Soyer, H. Peter
Marghoob, Ashfaq A.
Da Silva, Dennis
AffiliationUniv Arizona, Ctr Hlth Outcomes & Pharmacoecon Res
Univ Arizona, Ctr Canc
Univ Arizona, Dept Dermatol
MetadataShow full item record
PublisherAMER MEDICAL ASSOC
CitationTechnique Standards for Skin Lesion Imaging 2017, 153 (2):207 JAMA Dermatology
Rights© 2017, American Medical Association
Collection InformationThis item from the UA Faculty Publications collection is made available by the University of Arizona with support from the University of Arizona Libraries. If you have questions, please contact us at email@example.com.

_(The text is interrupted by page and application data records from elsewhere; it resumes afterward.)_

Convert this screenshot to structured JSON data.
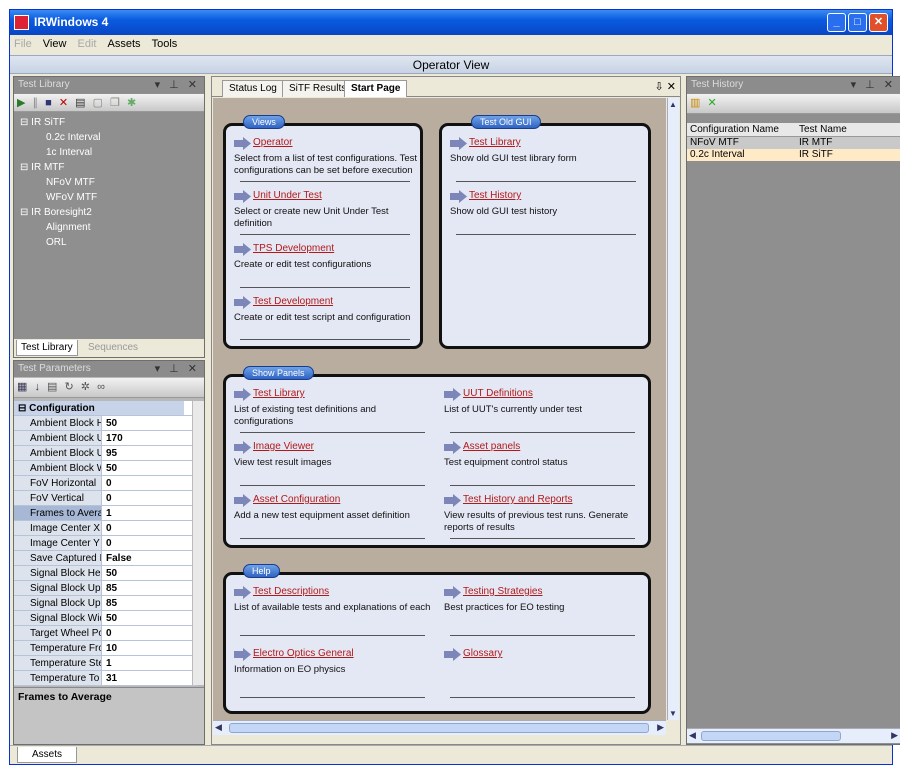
{
  "window": {
    "title": "IRWindows 4"
  },
  "menu": [
    {
      "label": "File",
      "enabled": false
    },
    {
      "label": "View",
      "enabled": true
    },
    {
      "label": "Edit",
      "enabled": false
    },
    {
      "label": "Assets",
      "enabled": true
    },
    {
      "label": "Tools",
      "enabled": true
    }
  ],
  "header": {
    "title": "Operator View"
  },
  "test_library": {
    "title": "Test Library",
    "tree": [
      {
        "label": "IR SiTF",
        "children": [
          "0.2c Interval",
          "1c Interval"
        ]
      },
      {
        "label": "IR MTF",
        "children": [
          "NFoV MTF",
          "WFoV MTF"
        ]
      },
      {
        "label": "IR Boresight2",
        "children": [
          "Alignment",
          "ORL"
        ]
      }
    ],
    "tabs": [
      "Test Library",
      "Sequences"
    ]
  },
  "test_parameters": {
    "title": "Test Parameters",
    "category": "Configuration",
    "rows": [
      {
        "name": "Ambient Block He",
        "value": "50"
      },
      {
        "name": "Ambient Block Up",
        "value": "170"
      },
      {
        "name": "Ambient Block Up",
        "value": "95"
      },
      {
        "name": "Ambient Block Wi",
        "value": "50"
      },
      {
        "name": "FoV Horizontal",
        "value": "0"
      },
      {
        "name": "FoV Vertical",
        "value": "0"
      },
      {
        "name": "Frames to Averag",
        "value": "1"
      },
      {
        "name": "Image Center X",
        "value": "0"
      },
      {
        "name": "Image Center Y",
        "value": "0"
      },
      {
        "name": "Save Captured Im",
        "value": "False"
      },
      {
        "name": "Signal Block Heig",
        "value": "50"
      },
      {
        "name": "Signal Block Uppe",
        "value": "85"
      },
      {
        "name": "Signal Block Uppe",
        "value": "85"
      },
      {
        "name": "Signal Block Widt",
        "value": "50"
      },
      {
        "name": "Target Wheel Pos",
        "value": "0"
      },
      {
        "name": "Temperature Fron",
        "value": "10"
      },
      {
        "name": "Temperature Step",
        "value": "1"
      },
      {
        "name": "Temperature To",
        "value": "31"
      }
    ],
    "description_title": "Frames to Average"
  },
  "center": {
    "tabs": [
      "Status Log",
      "SiTF Results",
      "Start Page"
    ],
    "groups": {
      "views": {
        "badge": "Views",
        "items": [
          {
            "link": "Operator",
            "desc": [
              "Select from a list of test configurations. Test",
              "configurations can be set before execution"
            ]
          },
          {
            "link": "Unit Under Test",
            "desc": [
              "Select or create new Unit Under Test",
              "definition"
            ]
          },
          {
            "link": "TPS Development",
            "desc": [
              "Create or edit test configurations"
            ]
          },
          {
            "link": "Test Development",
            "desc": [
              "Create or edit test script and configuration"
            ]
          }
        ]
      },
      "old_gui": {
        "badge": "Test Old GUI",
        "items": [
          {
            "link": "Test Library",
            "desc": [
              "Show old GUI test library form"
            ]
          },
          {
            "link": "Test History",
            "desc": [
              "Show old GUI test history"
            ]
          }
        ]
      },
      "show_panels": {
        "badge": "Show Panels",
        "items": [
          {
            "link": "Test Library",
            "desc": [
              "List of existing test definitions and configurations"
            ]
          },
          {
            "link": "UUT Definitions",
            "desc": [
              "List of UUT's currently under test"
            ]
          },
          {
            "link": "Image Viewer",
            "desc": [
              "View test result images"
            ]
          },
          {
            "link": "Asset panels",
            "desc": [
              "Test equipment control status"
            ]
          },
          {
            "link": "Asset Configuration",
            "desc": [
              "Add a new test equipment asset definition"
            ]
          },
          {
            "link": "Test History and Reports",
            "desc": [
              "View results of previous test runs. Generate",
              "reports of results"
            ]
          }
        ]
      },
      "help": {
        "badge": "Help",
        "items": [
          {
            "link": "Test Descriptions",
            "desc": [
              "List of available tests and explanations of each"
            ]
          },
          {
            "link": "Testing Strategies",
            "desc": [
              "Best practices for EO testing"
            ]
          },
          {
            "link": "Electro Optics General",
            "desc": [
              "Information on EO physics"
            ]
          },
          {
            "link": "Glossary",
            "desc": []
          }
        ]
      }
    }
  },
  "test_history": {
    "title": "Test History",
    "columns": [
      "Configuration Name",
      "Test Name"
    ],
    "rows": [
      [
        "NFoV MTF",
        "IR MTF"
      ],
      [
        "0.2c Interval",
        "IR SiTF"
      ]
    ]
  },
  "status": {
    "assets_tab": "Assets"
  },
  "colors": {
    "title_bar": "#0a5be0",
    "group_border": "#111111",
    "link": "#b21a1a",
    "panel_bg": "#8f8f8f",
    "content_bg": "#b8ad9f"
  }
}
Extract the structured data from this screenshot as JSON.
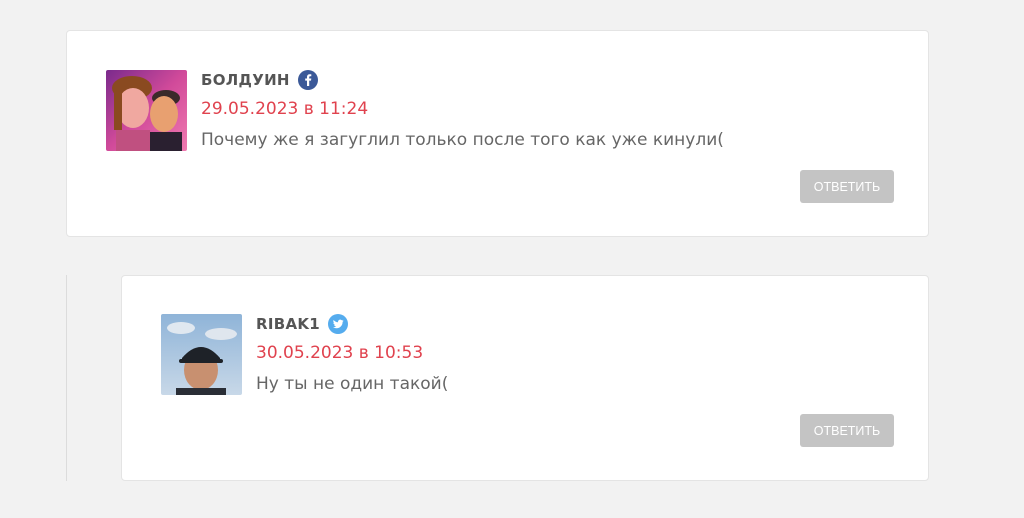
{
  "comments": [
    {
      "author": "БОЛДУИН",
      "social_icon": "facebook-icon",
      "social_color": "#3b5998",
      "date": "29.05.2023 в 11:24",
      "text": "Почему же я загуглил только после того как уже кинули(",
      "reply_label": "ОТВЕТИТЬ"
    },
    {
      "author": "RIBAK1",
      "social_icon": "twitter-icon",
      "social_color": "#55acee",
      "date": "30.05.2023 в 10:53",
      "text": "Ну ты не один такой(",
      "reply_label": "ОТВЕТИТЬ"
    }
  ],
  "colors": {
    "date": "#e0424e",
    "button": "#c4c4c4",
    "background": "#f2f2f2"
  }
}
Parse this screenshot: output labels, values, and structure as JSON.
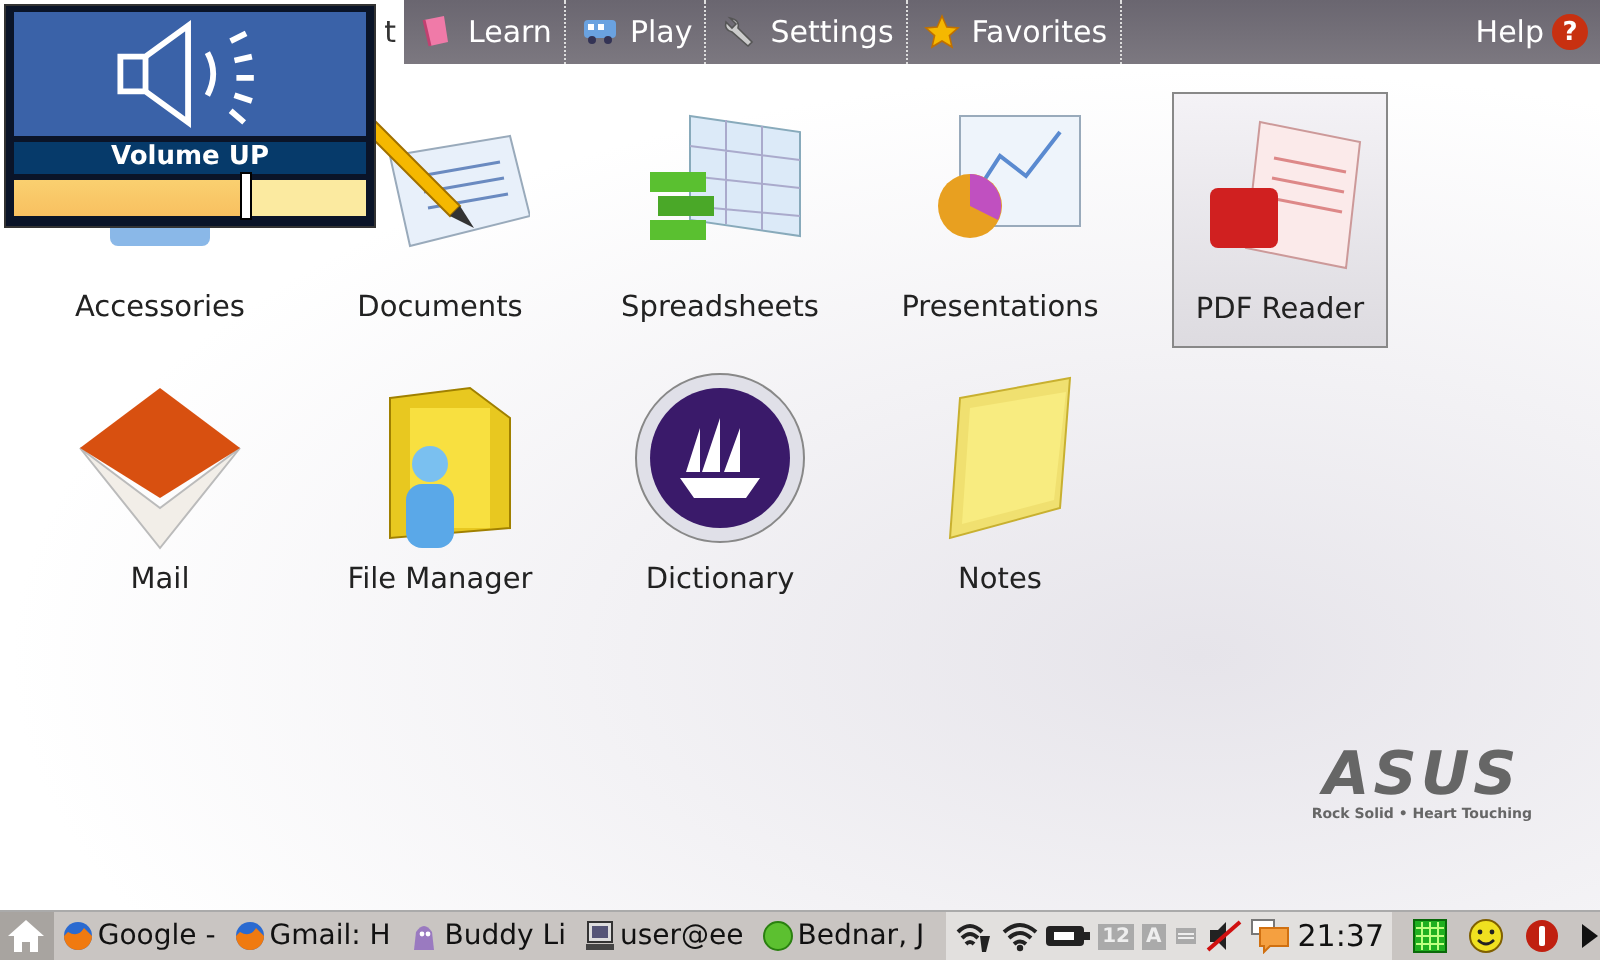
{
  "tabs": [
    {
      "label": "t",
      "selected": true
    },
    {
      "label": "Learn",
      "selected": false
    },
    {
      "label": "Play",
      "selected": false
    },
    {
      "label": "Settings",
      "selected": false
    },
    {
      "label": "Favorites",
      "selected": false
    }
  ],
  "help": {
    "label": "Help",
    "badge": "?"
  },
  "apps": [
    {
      "label": "Accessories",
      "selected": false
    },
    {
      "label": "Documents",
      "selected": false
    },
    {
      "label": "Spreadsheets",
      "selected": false
    },
    {
      "label": "Presentations",
      "selected": false
    },
    {
      "label": "PDF Reader",
      "selected": true
    },
    {
      "label": "Mail",
      "selected": false
    },
    {
      "label": "File Manager",
      "selected": false
    },
    {
      "label": "Dictionary",
      "selected": false
    },
    {
      "label": "Notes",
      "selected": false
    }
  ],
  "volume_osd": {
    "label": "Volume UP",
    "level": 0.66
  },
  "logo": {
    "brand": "ASUS",
    "tagline": "Rock Solid • Heart Touching"
  },
  "taskbar": {
    "tasks": [
      {
        "label": "Google -"
      },
      {
        "label": "Gmail: H"
      },
      {
        "label": "Buddy Li"
      },
      {
        "label": "user@ee"
      },
      {
        "label": "Bednar, J"
      }
    ],
    "input_indicator": "12",
    "keyboard_indicator": "A",
    "clock": "21:37"
  }
}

AbstractIMPORTANCE Variability in the metrics for image acquisition at the total body, regional, close-up, and dermoscopic levels impacts the quality and generalizability of skin images. Consensus guidelines are indicated to achieve universal imaging standards in dermatology. OBJECTIVE To achieve consensus among members of the International Skin Imaging Collaboration (ISIC) on standards for image acquisition metrics using a hybrid Delphi method. EVIDENCE REVIEW Delphi study with 5 rounds of ratings and revisions until relative consensus was achieved. The initial set of statements was developed by a core group (CG) on the basis of a literature review and clinical experience followed by 2 rounds of rating and revisions. The consensus process was validated by an extended group (EG) of ISIC members through 2 rounds of scoring and revisions. In all rounds, respondents rated the draft recommendations on a 1 (strongly agree) to 5 (strongly disagree) scale, explained ratings of less than 5, and optionally provided comments. At any stage, a recommendation was retained if both mean and median rating was 4 or higher. RESULTS The initial set of 45 items (round 1) was expanded by the CG to 56 variants in round 2, subsequently reduced to 42 items scored by the EG in round 3, yielding an EG set of 33 recommendations (rounds 4 and 5): general recommendation (1 guideline), lighting (5), background color (3), field of view (3), image orientation (8), focus/depth of field (3), resolution (4), scale (3), color calibration (2), and image storage (1). CONCLUSIONS AND RELEVANCE This iterative process of ratings and comments yielded a strong consensus on standards for skin imaging in dermatology practice. Adoption of these methods for image standardization is likely to improve clinical practice, information exchange, electronic health record documentation, harmonization of clinical studies and database development, and clinical decision support. Feasibility and validity testing under real-world clinical conditions is indicated.
Note12 month embargo; Published Online: November 23, 2016.
VersionFinal published version